For the most part, not much has changed about the Kirby series — many of its titles are fairly straightforward platformers in which your main ability is to suck up enemies and acquire their powers. It's not until somewhat recently that the development teams started trying different things, and one can certainly make a case saying that Kirby & The Amazing Mirror was one of the first games to truly do so.
At its core, this is still quite similar to a traditional Kirby game. The pink fluffball still has the power to steal enemies' moves, after which he can use them against their original owners, and he has his usual move set that includes slide attacks, the power of flight and more. However, the rest of the game is a bit different from its predecessors — this time, you don't go through relatively short levels one by one, rather, you explore one giant, interconnected world divided into several areas, not unlike a certain other Nintendo series which features a female bounty hunter.

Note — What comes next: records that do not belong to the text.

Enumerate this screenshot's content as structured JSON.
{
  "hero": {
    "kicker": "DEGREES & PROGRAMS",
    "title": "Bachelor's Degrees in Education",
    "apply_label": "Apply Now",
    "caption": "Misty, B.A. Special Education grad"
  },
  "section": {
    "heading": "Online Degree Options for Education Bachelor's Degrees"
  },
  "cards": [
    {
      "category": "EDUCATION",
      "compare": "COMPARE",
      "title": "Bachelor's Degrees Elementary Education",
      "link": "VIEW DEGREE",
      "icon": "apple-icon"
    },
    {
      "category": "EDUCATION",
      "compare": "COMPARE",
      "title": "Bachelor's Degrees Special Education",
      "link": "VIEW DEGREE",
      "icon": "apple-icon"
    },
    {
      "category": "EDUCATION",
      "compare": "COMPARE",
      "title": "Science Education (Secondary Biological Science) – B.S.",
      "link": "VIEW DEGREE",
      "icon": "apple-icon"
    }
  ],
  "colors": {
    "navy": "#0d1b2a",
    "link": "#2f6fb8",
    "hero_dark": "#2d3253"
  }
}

The game's many areas are not simply a collection of small, easy rooms you can quickly run through — each of them features several puzzles, alternate paths and secrets to discover; there are many times where you will need a particular ability to progress, which can lead to frequent backtracking. Each area also has several mini-bosses, but you'll have to find and defeat the main boss in each area to truly clear it and get one step closer to unlocking the grand finale.
Unfortunately, this doesn't work as well as you might imagine. Although there is a hub world which is connected to many of the other areas, it's not actually connected to all of them — you'll have to take unnecessarily long, confusing paths through other areas when it could've been as simple as having a locked door in the hub open upon defeating a boss.
Backtracking can also be quite frustrating, as many of the rooms tend to blend together; they don't have particularly interesting features and can thus be hard to find your way back to. There is a map which should make this easier, but in practice it's not particularly useful, as it resembles nothing more than a bunch of squares connected with lines.
On top of the Metroid-esque gameplay, there are also a few other additions. An expected — though ultimately minor — inclusion is the addition of a few new abilities; making their début here are Cupid, Missile, and Smash, which all, regretfully, have since barely made any appearances. The Smash ability is particularly cool, as it gives Kirby his Super Smash Bros. move set and can be acquired from an enemy that might be familiar.
Another addition which is — or at least was — more important is the cell phone, which Kirby can pull out any time to call some friends over; these make their appearance in the form of differently coloured Kirby clones. Unfortunately, this feature is practically completely useless in the Wii U Virtual Console release, as it was largely intended for local multiplayer with other GBA owners.
Originally, when playing multiplayer, each player would get to control a Kirby, and all of them could either work together or go off their own way and do whatever they wanted, even being able to go to completely opposite ends of the game world. You can still summon some AI-controlled Kirbys, but it's just not the same — they're as dumb as a bag of bricks and will rarely, if ever, do what you want them to, which can lead to much frustration. Similarly to Kirby Super Star, this game also includes a few simple minigames, but just like the cell phone these were largely intended for multiplayer, meaning you won't get a whole lot out of them.
One area which Kirby games almost always excel in is graphics and music, and Amazing Mirror is no exception, with the expected cute, colourful characters, locales and catchy tunes. It is largely in part to this usual Kirby charm that this game is still decently enjoyable.
While the Metroid-esque gameplay is a refreshing change of pace for the Kirby series and works well in some parts, it also fails in others. The Metroid games have backtracking as well, yes, but it's not nearly as frequent and annoying as it is here. While the multiplayer features of the original release were optional, it can't be denied that the game was at least somewhat built around the multiple Kirby aspect, making it an absolutely shame that none of those features can really be enjoyed in this release. As it stands, this is still a moderately enjoyable Kirby title, but there are plenty of other, better alternatives out there.